As for the data, a report was issued before the market opened yesterday showing that ADP's (ADP) private-sector survey had posted an addition of 119,000 positions last month, more than 50,000 below the 175,000 job additions that had been expected. Now, there is some correlation between this survey and the larger, and more closely watched, U.S. payroll report set for release tomorrow morning at 8:30 (EDT). However, this correlation is by no means strong, and recent months have shown some notable deviation, which may be one reason that the stock market did not react more strongly to the downside. As for tomorrow's report, expectations are that almost 170,000 non-farm payrolls were created in April. Consensus also holds that the unemployment rate, also issued at that time, will show that joblessness held at 8.2% last month.

As for Europe, the region's unemployment rate has climbed to a record 10.9%; Spain is now officially in recession, as is the Netherlands; and there are fears that upcoming bond auctions will not go well. Then, there is the coming presidential runoff election in France to concern investors on both sides of the Atlantic. Expectations are that the Socialist candidate will defeat the current president, Nicholas Sarkozy. Most pundits sense that such an outcome will not go down well with investors both in Europe and in the United States.

Then, too, there are earnings reports to consider, which continue to be issued for the first quarter, albeit the pace of such releases is beginning to taper off. Overall, the latest quarterly earnings season has been a good one, but there have been some notable profit misses in recent days, such as yesterday's report from Chesapeake Energy (CHK), a release that shook the stock causing it to lose nearly 15% of its value in the session.

Moreover, there is the economy at home going forward to consider as we approach a new day on Wall Street. Here, in addition to tomorrow's payroll report, we have also had the issuance, just moments ago, of a report showing that first-time jobless claims had tumbled by 25,000 in the latest week, falling to 365,000. A drop of just 10,000 had been forecast. Also, productivity dropped by 0.5% in the first quarter, which was a tad less than the 0.8% decline that had been expected. Later on this morning, we will get the monthly report on nonmanufacturing activity from the Institute for Supply Management, the same group that on Tuesday reported a nice gain in manufacturing activity in April.

Finally, there is the stock market, where the futures had been up slightly before the jobless claims issuance, but have since firmed up a bit more in the wake of this report's better-than-expected result, presaging a higher start for the market when trading gets under way in about a half hour from now. – Harvey S. Katz

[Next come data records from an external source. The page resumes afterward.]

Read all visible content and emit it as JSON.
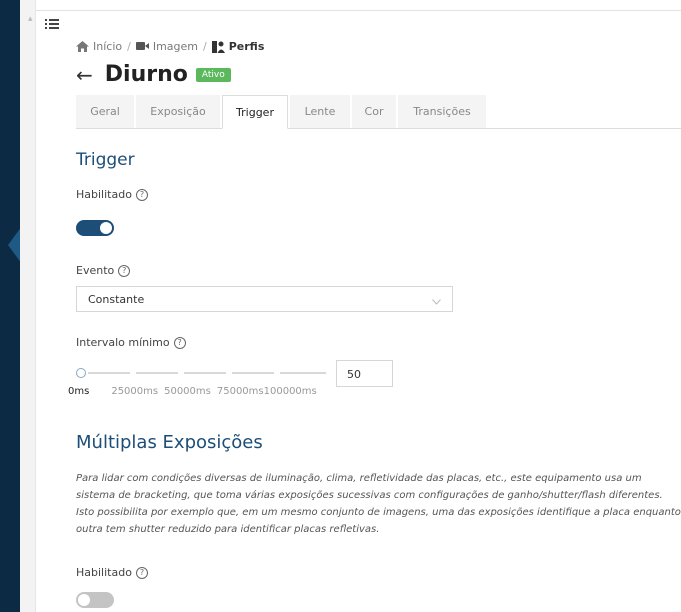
{
  "breadcrumb": {
    "home_label": "Início",
    "image_label": "Imagem",
    "current_label": "Perfis",
    "separator": "/"
  },
  "header": {
    "back_icon": "arrow-left-icon",
    "title": "Diurno",
    "badge": "Ativo"
  },
  "tabs": [
    {
      "label": "Geral"
    },
    {
      "label": "Exposição"
    },
    {
      "label": "Trigger",
      "active": true
    },
    {
      "label": "Lente"
    },
    {
      "label": "Cor"
    },
    {
      "label": "Transições"
    }
  ],
  "trigger": {
    "title": "Trigger",
    "enabled_label": "Habilitado",
    "enabled": true,
    "event_label": "Evento",
    "event_value": "Constante",
    "min_interval_label": "Intervalo mínimo",
    "slider_ticks": [
      "0ms",
      "25000ms",
      "50000ms",
      "75000ms",
      "100000ms"
    ],
    "slider_value": 50,
    "min_interval_value": "50"
  },
  "multi_exposure": {
    "title": "Múltiplas Exposições",
    "description": "Para lidar com condições diversas de iluminação, clima, refletividade das placas, etc., este equipamento usa um sistema de bracketing, que toma várias exposições sucessivas com configurações de ganho/shutter/flash diferentes. Isto possibilita por exemplo que, em um mesmo conjunto de imagens, uma das exposições identifique a placa enquanto outra tem shutter reduzido para identificar placas refletivas.",
    "enabled_label": "Habilitado",
    "enabled": false
  },
  "colors": {
    "accent": "#1d4e78",
    "sidebar": "#0d2a44",
    "badge_green": "#5cb85c"
  },
  "icons": {
    "menu": "menu-icon",
    "home": "home-icon",
    "camera": "video-camera-icon",
    "profiles": "profiles-icon",
    "help": "help-circle-icon",
    "chevron": "chevron-down-icon"
  }
}
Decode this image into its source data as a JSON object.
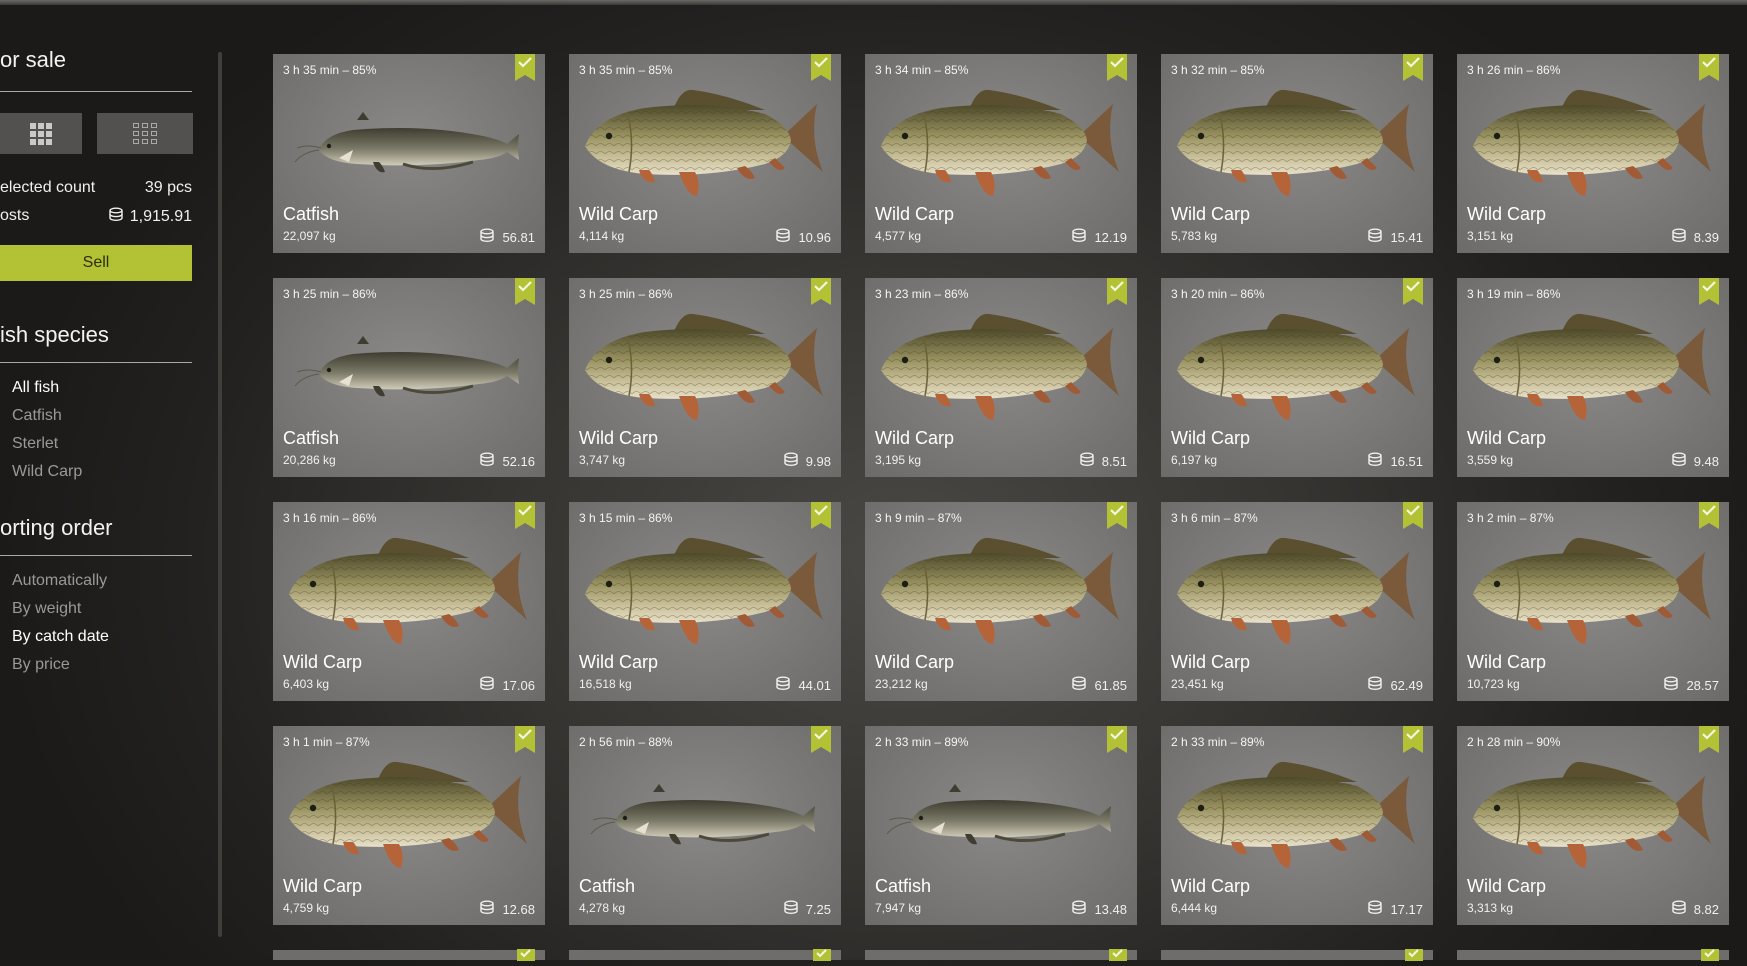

At the time of this report's writing, the author did not have positions in any of the companies mentioned.